Philip Pullman's 'His Dark Materials' trilogy is thematically concerned with resisting existing social codes and practices, particularly those linked with the practice of organized religion. Pullman attempts to establish a secular humanist metanarrative in which he strives to recuperate and valorize mythical Judeo-Christian figures traditionally associated with 'evil'. While secular humanist metanarratives dominate the field of children's and young adult literature, Pullman's version is unique in that it overtly assigns a defining role to the resistance of conservative social practices and thus overtly positions itself in opposition to religious, particularly Judeo-Christian, metanarratives (Gooderham 2001 p. 157). Ideologically realigning secular humanist texts in blatant opposition to such religious metanarratives is a challenging undertaking, and Pullman's critics have found it not completely successful. This paper agrees that Pullman's 'new' metanarrative does not effectively challenge either Christian or secular humanist metanarratives of the past, and argues that Pullman's portrayal of the concepts of morality, subjectivity and childhood is unstable, vacillating between the implicit acknowledgement of dialogic discourses, and the explicit impulse to resolve these discourses within a monologic perspective. It further suggests that, although he does not manage to establish his 'new' metanarrative as a viable alternative to those of the past, the tension created by this vacillation between the dialogic and the monologic does allow him to destabilize not only the metanarrative that he seeks to subvert, but also the one he attempts to champion. As such, in 'His Dark Materials', Pullman implicitly, and very likely unwittingly, invites his readers to adopt a postmodern 'incredulity toward metanarratives' (Lyotard 1984 p.xxiv).
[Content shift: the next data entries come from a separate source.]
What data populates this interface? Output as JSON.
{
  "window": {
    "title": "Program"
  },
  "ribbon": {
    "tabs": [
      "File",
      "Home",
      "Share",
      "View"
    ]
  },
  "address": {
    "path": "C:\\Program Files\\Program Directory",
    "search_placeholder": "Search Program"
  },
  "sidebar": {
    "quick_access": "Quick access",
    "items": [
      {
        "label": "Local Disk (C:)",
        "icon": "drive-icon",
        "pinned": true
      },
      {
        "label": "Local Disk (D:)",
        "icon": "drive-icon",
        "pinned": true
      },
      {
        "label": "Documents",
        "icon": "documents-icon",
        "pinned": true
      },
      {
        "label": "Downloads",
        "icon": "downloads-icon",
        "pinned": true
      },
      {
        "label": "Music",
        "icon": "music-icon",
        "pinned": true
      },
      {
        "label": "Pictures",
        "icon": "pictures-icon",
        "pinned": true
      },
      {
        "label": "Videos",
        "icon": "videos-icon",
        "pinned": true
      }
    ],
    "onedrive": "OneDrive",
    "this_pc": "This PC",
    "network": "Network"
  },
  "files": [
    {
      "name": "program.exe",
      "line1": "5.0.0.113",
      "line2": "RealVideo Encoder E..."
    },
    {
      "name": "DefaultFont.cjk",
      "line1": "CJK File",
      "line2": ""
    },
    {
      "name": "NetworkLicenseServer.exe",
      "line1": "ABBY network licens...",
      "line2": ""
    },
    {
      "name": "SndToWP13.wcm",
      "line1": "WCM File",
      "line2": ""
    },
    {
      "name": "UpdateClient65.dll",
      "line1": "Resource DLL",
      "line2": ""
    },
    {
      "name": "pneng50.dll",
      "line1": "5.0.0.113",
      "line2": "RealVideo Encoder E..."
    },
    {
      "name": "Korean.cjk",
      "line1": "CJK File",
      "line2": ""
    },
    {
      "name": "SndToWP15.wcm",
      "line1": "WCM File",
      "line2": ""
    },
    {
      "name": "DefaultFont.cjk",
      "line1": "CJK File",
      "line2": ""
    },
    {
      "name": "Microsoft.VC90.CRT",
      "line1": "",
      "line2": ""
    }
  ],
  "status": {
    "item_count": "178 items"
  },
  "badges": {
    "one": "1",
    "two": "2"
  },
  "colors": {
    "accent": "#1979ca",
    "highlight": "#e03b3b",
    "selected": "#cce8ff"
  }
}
That Pullman's representations of morality, subjectivity and childhood are unstable becomes more sharply evident it considered from the perspective of George Bataille's concept of hypermorality, with particular reference to the implications that this concept has for subject and agent positions within the text. Hypermorality is a basis for challenging existing moral codes, enabling a revolt against what is accepted as moral and good in order to pass judgment on it. It is not an amoral or nihilist stance, as Bataille is clear that hypermoral actions and judgments require a deep understanding of moral codes (Bataille 1985, pp. 22-23). Bataille defines a morally good character, within a Christian society, as one who has a 'strict fidelity to good, based on reason' (Bataille 1985, p.23). A moral action in a society shaped by a Christian humanist metanarrative, then, will require moral agents to have an understanding of what society deems to be good and to use reasoning when confronted with a choice between right and wrong in order to arrive at the decision that conforms to that standard of good. A hypermoral action in the same society occurs when moral agents have a rational understanding of what is deemed to be good, but use their power of reasoning to pass judgment on that standard, often resulting in a choice to do what is deemed as bad or evil within their social environment. That Pullman conforms to Bataille's conceptualization of moral choice as a rational process can be observed in his portrayal of Lyra's moral development in Northern Lights. Early in the text, Pullman's narrator recounts an incident in which Lyra removes some coins from the skulls of dead Jordan College scholars. These coins represent the daemons of the scholars, a physical manifestation of a human's soul that disappears upon death. At the time, Lyra is unaware of any moral implications that her actions might have, and her repentance of this action is one induced by her fear of night-ghasts, rather than fidelity to a moral code (Pullman 1996, pp.50-51). This contrasts with the later events surrounding the death of Tony Makarios, a boy who, having been severed from his daemon, clings in death to a piece of dried fish. …